The world of Veljko Bulajić's films: the meeting place of the individual and the collective

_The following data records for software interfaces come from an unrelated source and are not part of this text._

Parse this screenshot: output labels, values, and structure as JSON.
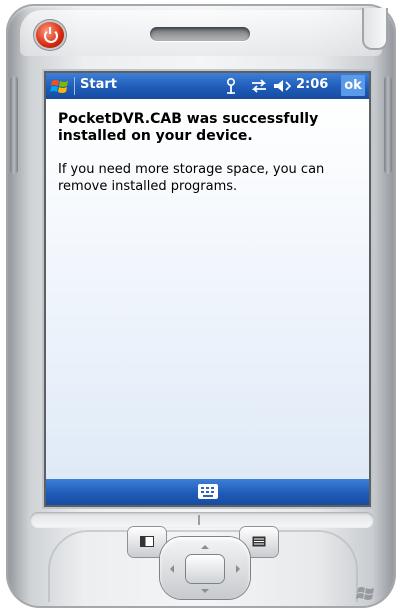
{
  "device": {
    "accent_color": "#1f5cb8"
  },
  "titlebar": {
    "title": "Start",
    "time": "2:06",
    "ok_label": "ok",
    "icons": [
      "start-flag-icon",
      "antenna-icon",
      "connectivity-icon",
      "volume-icon"
    ]
  },
  "message": {
    "heading": "PocketDVR.CAB was successfully installed on your device.",
    "body": "If you need more storage space, you can remove installed programs."
  },
  "menubar": {
    "icons": [
      "keyboard-icon"
    ]
  }
}
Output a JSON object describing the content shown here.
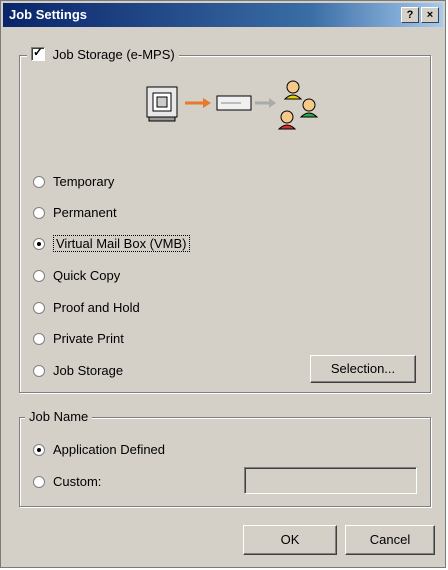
{
  "window": {
    "title": "Job Settings",
    "help_label": "?",
    "close_label": "×"
  },
  "job_storage_group": {
    "checkbox_label": "Job Storage (e-MPS)",
    "checked": true,
    "options": [
      {
        "label": "Temporary",
        "selected": false
      },
      {
        "label": "Permanent",
        "selected": false
      },
      {
        "label": "Virtual Mail Box (VMB)",
        "selected": true
      },
      {
        "label": "Quick Copy",
        "selected": false
      },
      {
        "label": "Proof and Hold",
        "selected": false
      },
      {
        "label": "Private Print",
        "selected": false
      },
      {
        "label": "Job Storage",
        "selected": false
      }
    ],
    "selection_button": "Selection..."
  },
  "job_name_group": {
    "title": "Job Name",
    "options": [
      {
        "label": "Application Defined",
        "selected": true
      },
      {
        "label": "Custom:",
        "selected": false
      }
    ],
    "custom_value": ""
  },
  "footer": {
    "ok_label": "OK",
    "cancel_label": "Cancel"
  },
  "colors": {
    "titlebar_start": "#0a246a",
    "dialog_bg": "#d4d0c8",
    "arrow": "#e8792a"
  }
}
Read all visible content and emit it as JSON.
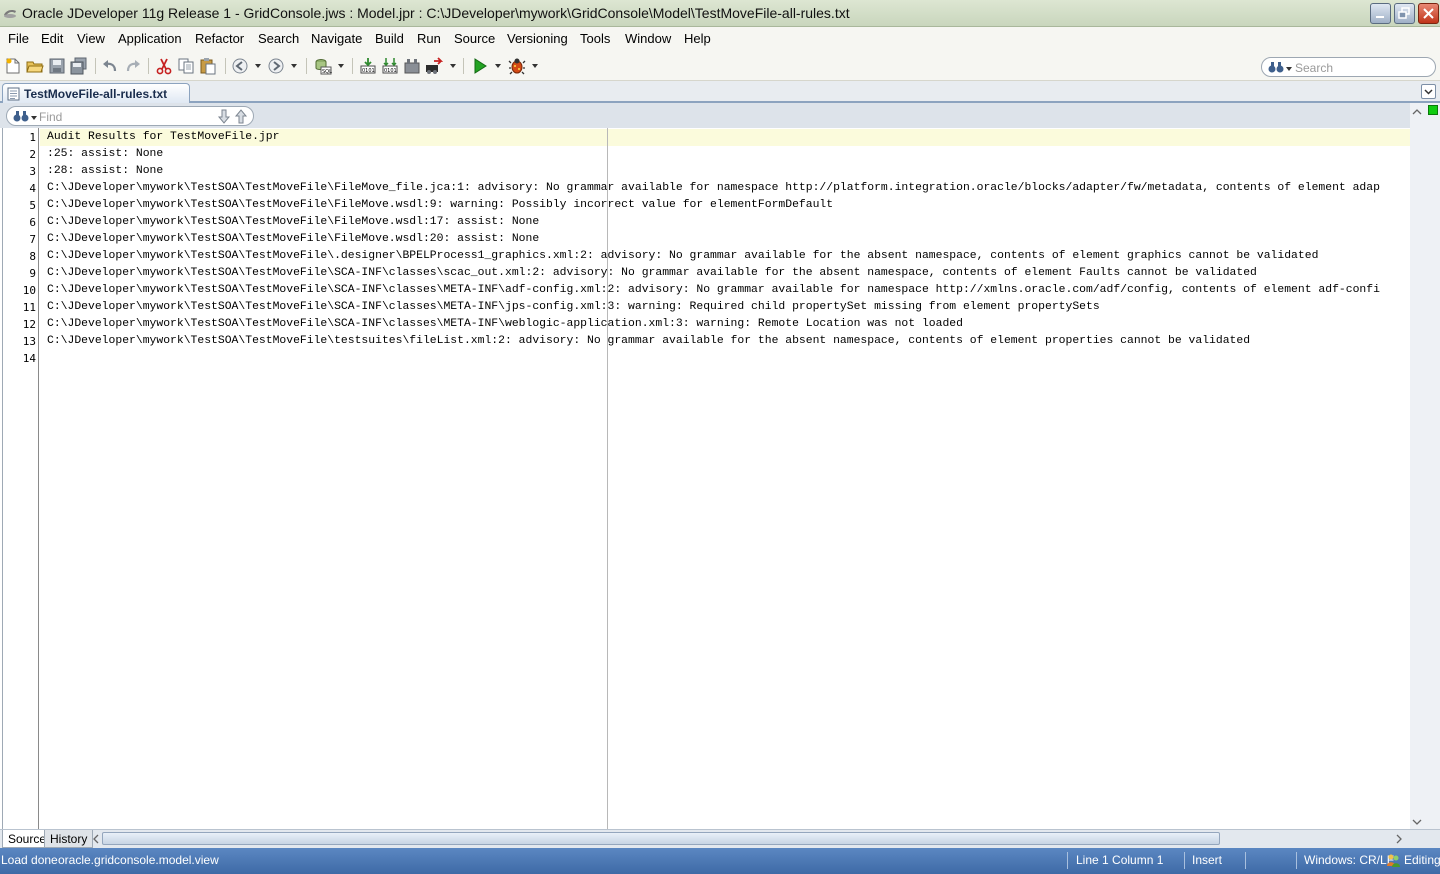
{
  "window": {
    "title": "Oracle JDeveloper 11g Release 1 - GridConsole.jws : Model.jpr : C:\\JDeveloper\\mywork\\GridConsole\\Model\\TestMoveFile-all-rules.txt"
  },
  "menu": [
    "File",
    "Edit",
    "View",
    "Application",
    "Refactor",
    "Search",
    "Navigate",
    "Build",
    "Run",
    "Source",
    "Versioning",
    "Tools",
    "Window",
    "Help"
  ],
  "toolbar": {
    "icons": [
      "new-file-icon",
      "open-icon",
      "save-icon",
      "save-all-icon",
      "undo-icon",
      "redo-icon",
      "cut-icon",
      "copy-icon",
      "paste-icon",
      "back-icon",
      "forward-icon",
      "sql-worksheet-icon",
      "make-icon",
      "rebuild-icon",
      "build-all-icon",
      "deploy-icon",
      "run-icon",
      "debug-icon"
    ],
    "search_placeholder": "Search"
  },
  "editor_tab": {
    "label": "TestMoveFile-all-rules.txt"
  },
  "find": {
    "placeholder": "Find"
  },
  "document": {
    "line_numbers": [
      "1",
      "2",
      "3",
      "4",
      "5",
      "6",
      "7",
      "8",
      "9",
      "10",
      "11",
      "12",
      "13",
      "14"
    ],
    "lines": [
      "Audit Results for TestMoveFile.jpr",
      ":25: assist: None",
      ":28: assist: None",
      "C:\\JDeveloper\\mywork\\TestSOA\\TestMoveFile\\FileMove_file.jca:1: advisory: No grammar available for namespace http://platform.integration.oracle/blocks/adapter/fw/metadata, contents of element adap",
      "C:\\JDeveloper\\mywork\\TestSOA\\TestMoveFile\\FileMove.wsdl:9: warning: Possibly incorrect value for elementFormDefault",
      "C:\\JDeveloper\\mywork\\TestSOA\\TestMoveFile\\FileMove.wsdl:17: assist: None",
      "C:\\JDeveloper\\mywork\\TestSOA\\TestMoveFile\\FileMove.wsdl:20: assist: None",
      "C:\\JDeveloper\\mywork\\TestSOA\\TestMoveFile\\.designer\\BPELProcess1_graphics.xml:2: advisory: No grammar available for the absent namespace, contents of element graphics cannot be validated",
      "C:\\JDeveloper\\mywork\\TestSOA\\TestMoveFile\\SCA-INF\\classes\\scac_out.xml:2: advisory: No grammar available for the absent namespace, contents of element Faults cannot be validated",
      "C:\\JDeveloper\\mywork\\TestSOA\\TestMoveFile\\SCA-INF\\classes\\META-INF\\adf-config.xml:2: advisory: No grammar available for namespace http://xmlns.oracle.com/adf/config, contents of element adf-confi",
      "C:\\JDeveloper\\mywork\\TestSOA\\TestMoveFile\\SCA-INF\\classes\\META-INF\\jps-config.xml:3: warning: Required child propertySet missing from element propertySets",
      "C:\\JDeveloper\\mywork\\TestSOA\\TestMoveFile\\SCA-INF\\classes\\META-INF\\weblogic-application.xml:3: warning: Remote Location was not loaded",
      "C:\\JDeveloper\\mywork\\TestSOA\\TestMoveFile\\testsuites\\fileList.xml:2: advisory: No grammar available for the absent namespace, contents of element properties cannot be validated",
      ""
    ]
  },
  "bottom_tabs": {
    "source": "Source",
    "history": "History"
  },
  "status": {
    "message": "Load done",
    "context": "oracle.gridconsole.model.view",
    "position": "Line 1 Column 1",
    "mode": "Insert",
    "line_ending": "Windows: CR/LF",
    "state": "Editing"
  },
  "colors": {
    "status_bar": "#4a76b2",
    "current_line": "#fbfbdc",
    "title_bar": "#d3dec8"
  }
}
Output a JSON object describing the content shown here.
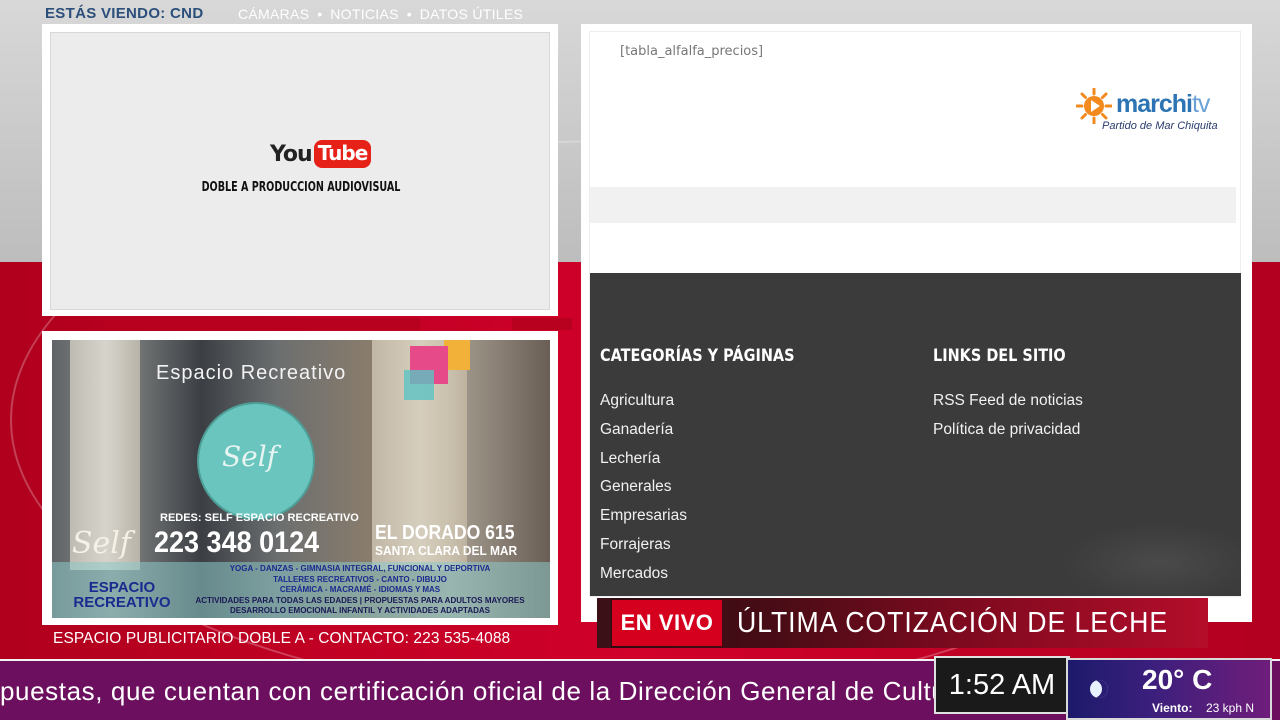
{
  "top_bar": {
    "watching": "ESTÁS VIENDO: CND",
    "menu": [
      "CÁMARAS",
      "NOTICIAS",
      "DATOS ÚTILES"
    ],
    "separator": "•"
  },
  "video": {
    "yt_you": "You",
    "yt_tube": "Tube",
    "caption": "DOBLE A PRODUCCION AUDIOVISUAL"
  },
  "ad": {
    "title": "Espacio Recreativo",
    "circle_text": "Self",
    "redes": "REDES: SELF ESPACIO RECREATIVO",
    "phone": "223 348 0124",
    "address": "EL DORADO 615",
    "city": "SANTA CLARA DEL MAR",
    "lines_blue": [
      "YOGA - DANZAS - GIMNASIA INTEGRAL, FUNCIONAL Y DEPORTIVA",
      "TALLERES RECREATIVOS - CANTO - DIBUJO",
      "CERÁMICA - MACRAMÉ - IDIOMAS Y MAS"
    ],
    "lines_dark": [
      "ACTIVIDADES PARA TODAS LAS EDADES | PROPUESTAS PARA ADULTOS MAYORES",
      "DESARROLLO EMOCIONAL INFANTIL Y ACTIVIDADES ADAPTADAS"
    ],
    "brand_small": "Self",
    "brand_line1": "ESPACIO",
    "brand_line2": "RECREATIVO",
    "footer": "ESPACIO PUBLICITARIO DOBLE A - CONTACTO: 223 535-4088"
  },
  "web": {
    "shortcode": "[tabla_alfalfa_precios]",
    "logo": {
      "brand": "marchi",
      "brand_suffix": "tv",
      "subtitle": "Partido de Mar Chiquita"
    },
    "footer": {
      "categories_title": "CATEGORÍAS Y PÁGINAS",
      "categories": [
        "Agricultura",
        "Ganadería",
        "Lechería",
        "Generales",
        "Empresarias",
        "Forrajeras",
        "Mercados"
      ],
      "links_title": "LINKS DEL SITIO",
      "links": [
        "RSS Feed de noticias",
        "Política de privacidad"
      ]
    }
  },
  "live": {
    "badge": "EN VIVO",
    "headline": "ÚLTIMA COTIZACIÓN DE LECHE"
  },
  "ticker": {
    "text": "puestas, que cuentan con certificación oficial de la Dirección General de Cultura"
  },
  "clock": {
    "time": "1:52 AM"
  },
  "weather": {
    "icon": "moon-icon",
    "temp": "20° C",
    "wind_label": "Viento:",
    "wind_value": "23 kph N"
  },
  "colors": {
    "live_red": "#d4001e",
    "ticker_purple": "#6b0f5e",
    "brand_blue": "#2c74b3",
    "sun_orange": "#f28a1e"
  }
}
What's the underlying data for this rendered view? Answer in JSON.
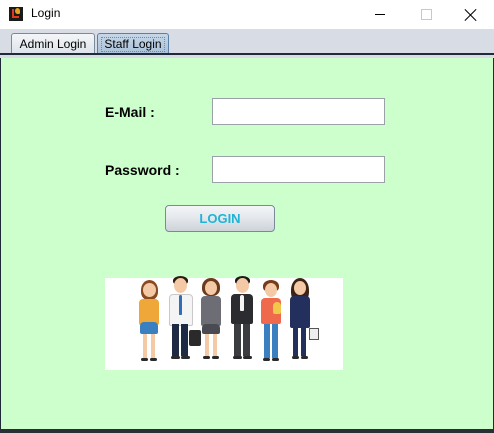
{
  "window": {
    "title": "Login",
    "icon": "java-app-icon",
    "controls": [
      "minimize-icon",
      "maximize-icon",
      "close-icon"
    ]
  },
  "tabs": [
    {
      "label": "Admin Login",
      "selected": false
    },
    {
      "label": "Staff Login",
      "selected": true
    }
  ],
  "form": {
    "email_label": "E-Mail :",
    "email_value": "",
    "password_label": "Password :",
    "password_value": "",
    "login_label": "LOGIN"
  },
  "illustration": {
    "name": "group-of-people-image",
    "people_count": 6
  },
  "colors": {
    "panel_background": "#ccffcc",
    "login_text": "#1fb3d6",
    "tab_selected": "#a9c1d9"
  }
}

During the fifty years of his work, from his first feature film Vlak bez voznog reda, to Libertas, his last one, Veljko Bulajić's films received contrary reception - from the unquestionably positive to the unquestionably negative one. Both of these contrary positions were conditioned by ideology: also when Bulajić's work was marked positively, it was done because of political and ideological beliefs so these reviews did not survive the passage of time. On the other hand, when he was denied, it was done a priori and without any wish to identify specific aesthetic values. However, there have never been any neutral judgments in terms of ideology. On the contrary, even in some recent reviews (Škrabalo, 2008) Bulajić is defined as a state director who filmed The Battle of Neretva (1969) as a contribution to Tito’s cult of personality and who, in opposition to the Serbian "black wave", founded and headed the state-backed "red wave". Bulajić’s first film Vlak bez voznog reda (1959) appeared at the end of the fifties of the Croatian cinema as a logical continuation of aesthetic and realistic tendencies of the earlier period but at the same time as the herald of a new aesthetics. The principal thesis of this essay is that the work of Veljko Bulajić is the adequate place for the study of the work of ideology in film in the Yugoslav socialistic context. It is considered that the relation of the film discourse towards ideology is one of the crucial moments for film in Yugoslavia in general, i.e. that Yugoslav film appeared in the context of the tension between an artistic position and social demands. That this is true of the entire Eastern European film of former communist countries was established also by Antonín and Mira Liehm (1977) who claim that "the problem of the form itself has become political and all the attempts to express new formal approaches have become political attempts". Of all Croatian directors, who all worked in ideological circumstances without exception, Bulajić can best serve for ideological reading and cultural critique since through his films and through the changes in his work through decades in which the system itself changed, the relationship between film and context, film texts and ideological discourse can be explored. From Bulajić’s consistent belief that the out-of-film world must be perceived as a socio-political one (revolution, war, state systems) and that it can be represented in the illusion of the film world, arise Bulajić’s constant themes and light motifs, as well as repeated narrative structures, or rather, the auteurship of Bulajić’s work. His work, comprising thirteen films, is classified in four triptychs in this essay: the first three films being heterogeneous in terms of style, a partisan trilogy with its Kozara that fits the very top of the then Eastern European trends, a sort of a socio-political trilogy from the 1980s and a group of films comprising costume historic films with political themes.